**The problem**.
Whenever a line in the records below contains "icon", pick it out.

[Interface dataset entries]
%%

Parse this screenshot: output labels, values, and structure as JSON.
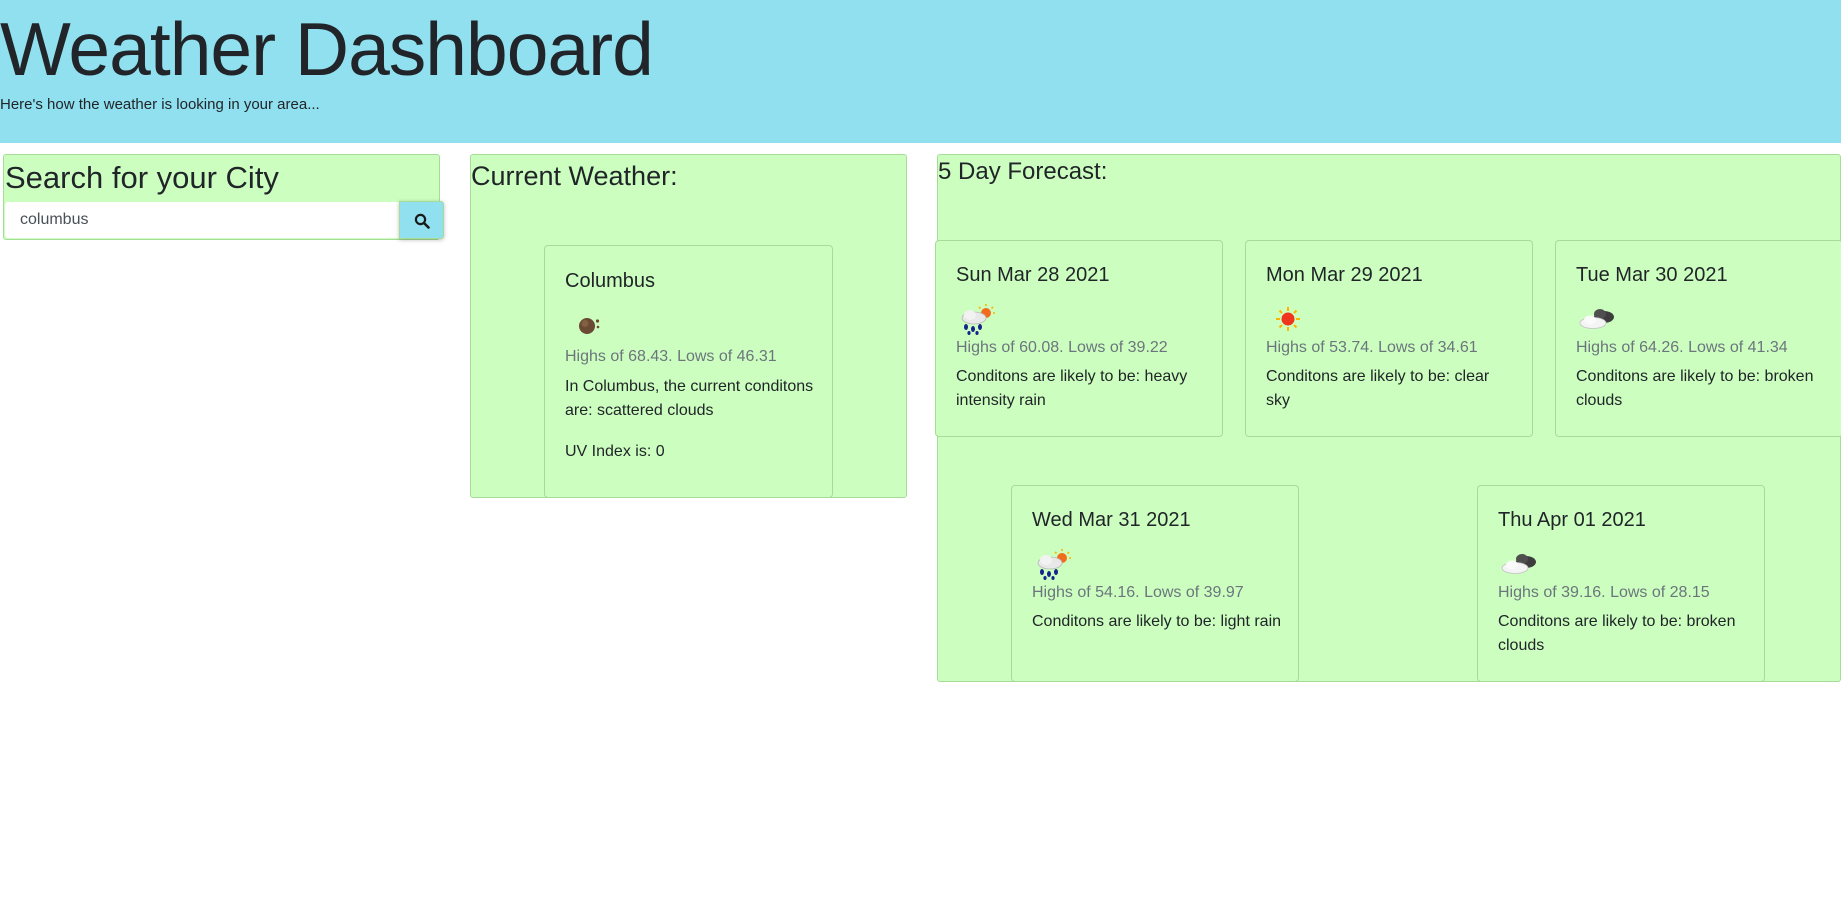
{
  "header": {
    "title": "Weather Dashboard",
    "subtitle": "Here's how the weather is looking in your area..."
  },
  "search": {
    "heading": "Search for your City",
    "value": "columbus",
    "button_icon": "search-icon"
  },
  "current": {
    "heading": "Current Weather:",
    "city": "Columbus",
    "icon": "scattered-clouds-icon",
    "hilo": "Highs of 68.43. Lows of 46.31",
    "description": "In Columbus, the current conditons are: scattered clouds",
    "uv": "UV Index is: 0"
  },
  "forecast": {
    "heading": "5 Day Forecast:",
    "days": [
      {
        "date": "Sun Mar 28 2021",
        "icon": "rain-sun-icon",
        "hilo": "Highs of 60.08. Lows of 39.22",
        "description": "Conditons are likely to be: heavy intensity rain"
      },
      {
        "date": "Mon Mar 29 2021",
        "icon": "sun-icon",
        "hilo": "Highs of 53.74. Lows of 34.61",
        "description": "Conditons are likely to be: clear sky"
      },
      {
        "date": "Tue Mar 30 2021",
        "icon": "broken-clouds-icon",
        "hilo": "Highs of 64.26. Lows of 41.34",
        "description": "Conditons are likely to be: broken clouds"
      },
      {
        "date": "Wed Mar 31 2021",
        "icon": "rain-sun-icon",
        "hilo": "Highs of 54.16. Lows of 39.97",
        "description": "Conditons are likely to be: light rain"
      },
      {
        "date": "Thu Apr 01 2021",
        "icon": "broken-clouds-icon",
        "hilo": "Highs of 39.16. Lows of 28.15",
        "description": "Conditons are likely to be: broken clouds"
      }
    ]
  },
  "colors": {
    "header_bg": "#90e0ef",
    "panel_bg": "#ccffbf",
    "panel_border": "#a6dc98",
    "muted_text": "#6c757d"
  }
}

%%

**The completed task**.
    "button_icon": "search-icon"
    "icon": "scattered-clouds-icon",
        "icon": "rain-sun-icon",
        "icon": "sun-icon",
        "icon": "broken-clouds-icon",
        "icon": "rain-sun-icon",
        "icon": "broken-clouds-icon",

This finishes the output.